“Vietnam’s silence means agreement [with what the US is doing]. Vietnam shared thousands of kilometers of border with China so it has to be careful with its response. It does not want to complicate its relations with China. I think the U.S. understands the stance of Vietnam as well as the latter’s strategic location. It is in a difficult and delicate position, facing huge pressure from China," Truong said.

USS Lassen

USS Lassen

Class: Arleigh Burke missile destroyer, among the most powerful destroyers ever built
Size: 155 meters (509 feet) long with a displacement of about 9,200 tons when fully loaded
Armament, defenses: Includes two Seahawk helicopters; Tomahawk missiles, RUM-139 Asroc anti-submarine missiles and surface-to-air missiles; uses the Aegis defense system
Speed: 30 knots
Namesake: Lieutenant Clyde Everett Lassen, the first naval aviator and fifth Navy winner of the Medal of Honor for bravery in Vietnam
Crew: about 320
Homeport: Yokosuka, Japan

Source: U.S. Navy

American officials indicated weeks ago the Navy would send a ship into the disputed territorial waters.

About 200 Chinese troops are believed to be stationed on Subi reef, which is naturally above water only at low tide.

Expected action

Sheila Smith, senior fellow for Japan studies at the Council on Foreign Relations in Washington, said the U.S. naval activity had been expected.

China's reaction, Smith noted, suggests "that they are not ready to peacefully resolve these disputes but, in fact, their buildup and the presence of Chinese military on these islands suggests that they want a fait accompli. They just simply want to occupy the islands.”

Other claimants to the South China Sea islands cannot compete with China's growing naval and air power, she said, adding, “I don't think the United States should stand back," because the Americans have "one of the navies ... that others in the region look to – to set the tone and to lead.”

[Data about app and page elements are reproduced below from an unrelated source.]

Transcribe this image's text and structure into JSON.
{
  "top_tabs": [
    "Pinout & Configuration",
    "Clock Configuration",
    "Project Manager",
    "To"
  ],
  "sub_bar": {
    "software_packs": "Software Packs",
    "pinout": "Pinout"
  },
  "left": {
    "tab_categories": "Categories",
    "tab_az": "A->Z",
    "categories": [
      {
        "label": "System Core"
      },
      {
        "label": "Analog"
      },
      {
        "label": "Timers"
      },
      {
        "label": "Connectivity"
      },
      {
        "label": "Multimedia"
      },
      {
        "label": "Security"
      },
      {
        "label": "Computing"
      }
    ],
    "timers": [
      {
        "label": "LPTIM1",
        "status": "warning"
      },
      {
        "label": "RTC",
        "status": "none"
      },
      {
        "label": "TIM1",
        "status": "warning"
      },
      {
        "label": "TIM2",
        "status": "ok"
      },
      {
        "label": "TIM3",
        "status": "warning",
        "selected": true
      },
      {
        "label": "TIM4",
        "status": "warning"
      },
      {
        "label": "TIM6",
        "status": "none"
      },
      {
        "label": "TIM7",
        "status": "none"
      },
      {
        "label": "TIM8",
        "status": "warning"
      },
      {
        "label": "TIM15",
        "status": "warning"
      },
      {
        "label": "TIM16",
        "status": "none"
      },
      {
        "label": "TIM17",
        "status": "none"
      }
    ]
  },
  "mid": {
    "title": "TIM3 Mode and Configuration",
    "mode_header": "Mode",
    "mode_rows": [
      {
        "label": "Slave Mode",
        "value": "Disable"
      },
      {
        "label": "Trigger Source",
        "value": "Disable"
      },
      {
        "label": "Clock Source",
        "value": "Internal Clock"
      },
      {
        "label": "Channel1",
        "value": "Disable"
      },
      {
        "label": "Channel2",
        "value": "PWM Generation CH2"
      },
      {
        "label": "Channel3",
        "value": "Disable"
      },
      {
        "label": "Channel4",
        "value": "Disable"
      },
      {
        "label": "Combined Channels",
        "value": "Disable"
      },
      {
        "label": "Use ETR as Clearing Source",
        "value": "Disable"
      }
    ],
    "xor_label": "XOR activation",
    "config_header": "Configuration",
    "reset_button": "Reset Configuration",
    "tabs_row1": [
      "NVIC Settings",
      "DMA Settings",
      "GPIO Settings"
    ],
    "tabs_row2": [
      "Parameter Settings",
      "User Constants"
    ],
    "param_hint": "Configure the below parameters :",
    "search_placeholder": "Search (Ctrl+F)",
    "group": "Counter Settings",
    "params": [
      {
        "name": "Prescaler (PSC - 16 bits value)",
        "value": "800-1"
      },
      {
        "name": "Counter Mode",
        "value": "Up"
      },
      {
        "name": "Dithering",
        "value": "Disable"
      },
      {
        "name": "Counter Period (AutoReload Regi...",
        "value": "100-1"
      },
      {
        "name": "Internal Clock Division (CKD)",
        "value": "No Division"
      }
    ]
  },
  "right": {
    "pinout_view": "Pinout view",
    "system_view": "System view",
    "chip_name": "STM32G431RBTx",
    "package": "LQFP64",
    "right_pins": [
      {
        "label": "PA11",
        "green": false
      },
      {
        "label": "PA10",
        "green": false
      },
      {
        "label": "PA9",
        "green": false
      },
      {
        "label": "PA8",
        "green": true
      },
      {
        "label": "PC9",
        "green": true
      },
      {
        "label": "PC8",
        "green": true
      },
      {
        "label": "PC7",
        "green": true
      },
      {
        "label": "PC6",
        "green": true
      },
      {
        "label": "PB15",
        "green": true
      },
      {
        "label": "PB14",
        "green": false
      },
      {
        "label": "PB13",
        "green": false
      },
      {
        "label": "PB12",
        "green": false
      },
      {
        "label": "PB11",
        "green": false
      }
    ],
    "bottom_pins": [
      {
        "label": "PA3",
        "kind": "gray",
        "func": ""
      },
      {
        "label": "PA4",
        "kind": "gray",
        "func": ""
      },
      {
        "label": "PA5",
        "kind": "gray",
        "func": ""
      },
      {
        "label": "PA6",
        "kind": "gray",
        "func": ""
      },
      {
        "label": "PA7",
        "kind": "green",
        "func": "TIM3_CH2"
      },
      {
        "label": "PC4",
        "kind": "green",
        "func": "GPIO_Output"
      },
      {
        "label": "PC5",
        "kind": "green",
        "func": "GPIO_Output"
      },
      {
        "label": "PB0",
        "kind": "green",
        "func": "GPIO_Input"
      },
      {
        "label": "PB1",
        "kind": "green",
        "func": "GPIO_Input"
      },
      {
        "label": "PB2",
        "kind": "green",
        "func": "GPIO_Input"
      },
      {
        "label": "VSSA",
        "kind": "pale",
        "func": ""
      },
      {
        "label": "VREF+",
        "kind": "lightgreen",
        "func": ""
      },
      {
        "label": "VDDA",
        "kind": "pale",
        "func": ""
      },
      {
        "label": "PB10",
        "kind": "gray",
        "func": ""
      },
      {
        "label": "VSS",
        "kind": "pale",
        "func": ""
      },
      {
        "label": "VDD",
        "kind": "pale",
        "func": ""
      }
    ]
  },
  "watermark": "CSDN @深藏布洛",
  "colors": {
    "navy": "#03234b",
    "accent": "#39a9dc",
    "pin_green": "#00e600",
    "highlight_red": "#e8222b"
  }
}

Steve Herman in Bangkok, Bill Ide in Beijing, Vien Dong in Washington and Simone Orendain in Manila contributed to this article.